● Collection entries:
————

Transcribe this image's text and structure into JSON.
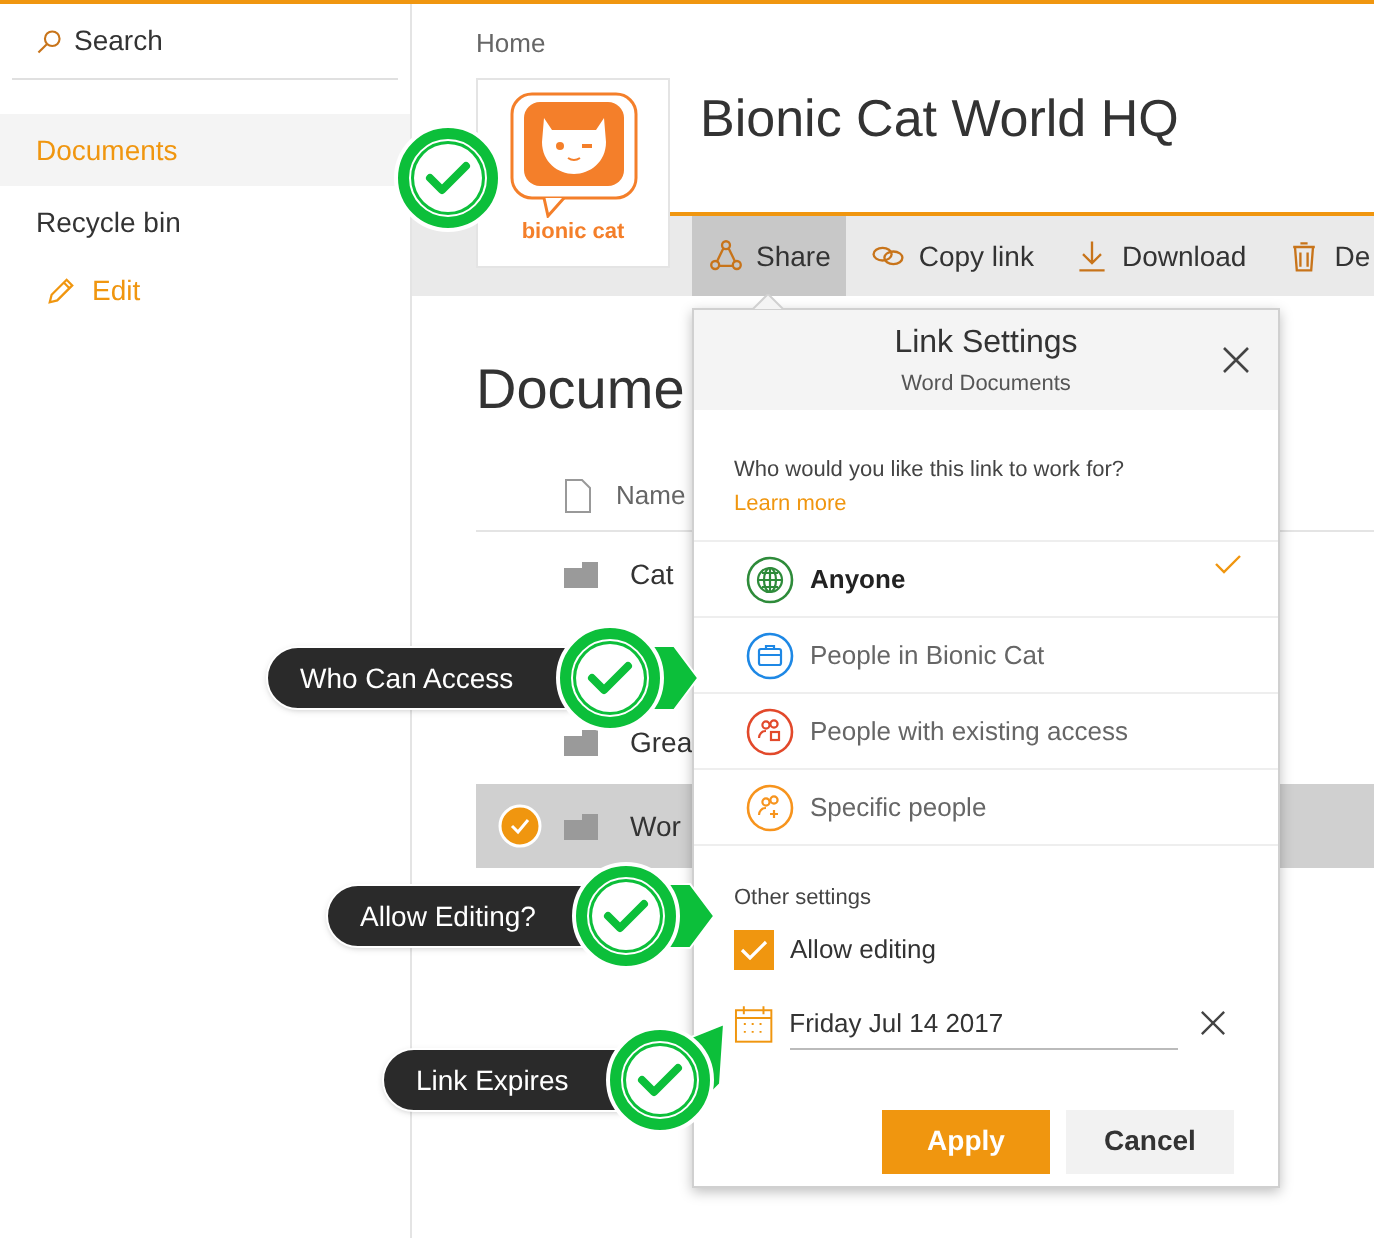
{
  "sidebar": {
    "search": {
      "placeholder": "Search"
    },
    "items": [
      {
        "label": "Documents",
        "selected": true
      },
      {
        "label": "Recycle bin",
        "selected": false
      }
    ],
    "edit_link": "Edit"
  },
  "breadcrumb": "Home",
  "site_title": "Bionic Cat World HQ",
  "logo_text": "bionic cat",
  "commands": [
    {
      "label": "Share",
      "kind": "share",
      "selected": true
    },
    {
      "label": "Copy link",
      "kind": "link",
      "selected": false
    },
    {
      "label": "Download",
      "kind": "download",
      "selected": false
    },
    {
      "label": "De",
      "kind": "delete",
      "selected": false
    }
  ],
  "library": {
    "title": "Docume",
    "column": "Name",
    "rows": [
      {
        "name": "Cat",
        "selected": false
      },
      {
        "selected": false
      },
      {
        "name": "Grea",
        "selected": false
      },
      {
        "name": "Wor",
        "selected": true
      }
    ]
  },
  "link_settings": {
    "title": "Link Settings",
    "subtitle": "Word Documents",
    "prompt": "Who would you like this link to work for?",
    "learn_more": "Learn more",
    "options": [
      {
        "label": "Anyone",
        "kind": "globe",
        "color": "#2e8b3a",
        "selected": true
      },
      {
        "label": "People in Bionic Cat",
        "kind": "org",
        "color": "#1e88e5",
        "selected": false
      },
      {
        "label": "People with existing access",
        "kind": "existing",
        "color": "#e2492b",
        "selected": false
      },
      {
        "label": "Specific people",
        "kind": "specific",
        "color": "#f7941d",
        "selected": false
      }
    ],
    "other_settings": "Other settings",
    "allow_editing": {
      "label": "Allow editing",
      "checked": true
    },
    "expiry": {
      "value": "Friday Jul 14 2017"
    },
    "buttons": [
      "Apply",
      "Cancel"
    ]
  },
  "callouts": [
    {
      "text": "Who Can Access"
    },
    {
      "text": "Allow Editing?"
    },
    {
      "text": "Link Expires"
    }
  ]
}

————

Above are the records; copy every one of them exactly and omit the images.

Transcribe this image's text and structure into JSON.
{
  "sidebar": {
    "search": {
      "placeholder": "Search"
    },
    "items": [
      {
        "label": "Documents",
        "selected": true
      },
      {
        "label": "Recycle bin",
        "selected": false
      }
    ],
    "edit_link": "Edit"
  },
  "breadcrumb": "Home",
  "site_title": "Bionic Cat World HQ",
  "logo_text": "bionic cat",
  "commands": [
    {
      "label": "Share",
      "kind": "share",
      "selected": true
    },
    {
      "label": "Copy link",
      "kind": "link",
      "selected": false
    },
    {
      "label": "Download",
      "kind": "download",
      "selected": false
    },
    {
      "label": "De",
      "kind": "delete",
      "selected": false
    }
  ],
  "library": {
    "title": "Docume",
    "column": "Name",
    "rows": [
      {
        "name": "Cat",
        "selected": false
      },
      {
        "selected": false
      },
      {
        "name": "Grea",
        "selected": false
      },
      {
        "name": "Wor",
        "selected": true
      }
    ]
  },
  "link_settings": {
    "title": "Link Settings",
    "subtitle": "Word Documents",
    "prompt": "Who would you like this link to work for?",
    "learn_more": "Learn more",
    "options": [
      {
        "label": "Anyone",
        "kind": "globe",
        "color": "#2e8b3a",
        "selected": true
      },
      {
        "label": "People in Bionic Cat",
        "kind": "org",
        "color": "#1e88e5",
        "selected": false
      },
      {
        "label": "People with existing access",
        "kind": "existing",
        "color": "#e2492b",
        "selected": false
      },
      {
        "label": "Specific people",
        "kind": "specific",
        "color": "#f7941d",
        "selected": false
      }
    ],
    "other_settings": "Other settings",
    "allow_editing": {
      "label": "Allow editing",
      "checked": true
    },
    "expiry": {
      "value": "Friday Jul 14 2017"
    },
    "buttons": [
      "Apply",
      "Cancel"
    ]
  },
  "callouts": [
    {
      "text": "Who Can Access"
    },
    {
      "text": "Allow Editing?"
    },
    {
      "text": "Link Expires"
    }
  ]
}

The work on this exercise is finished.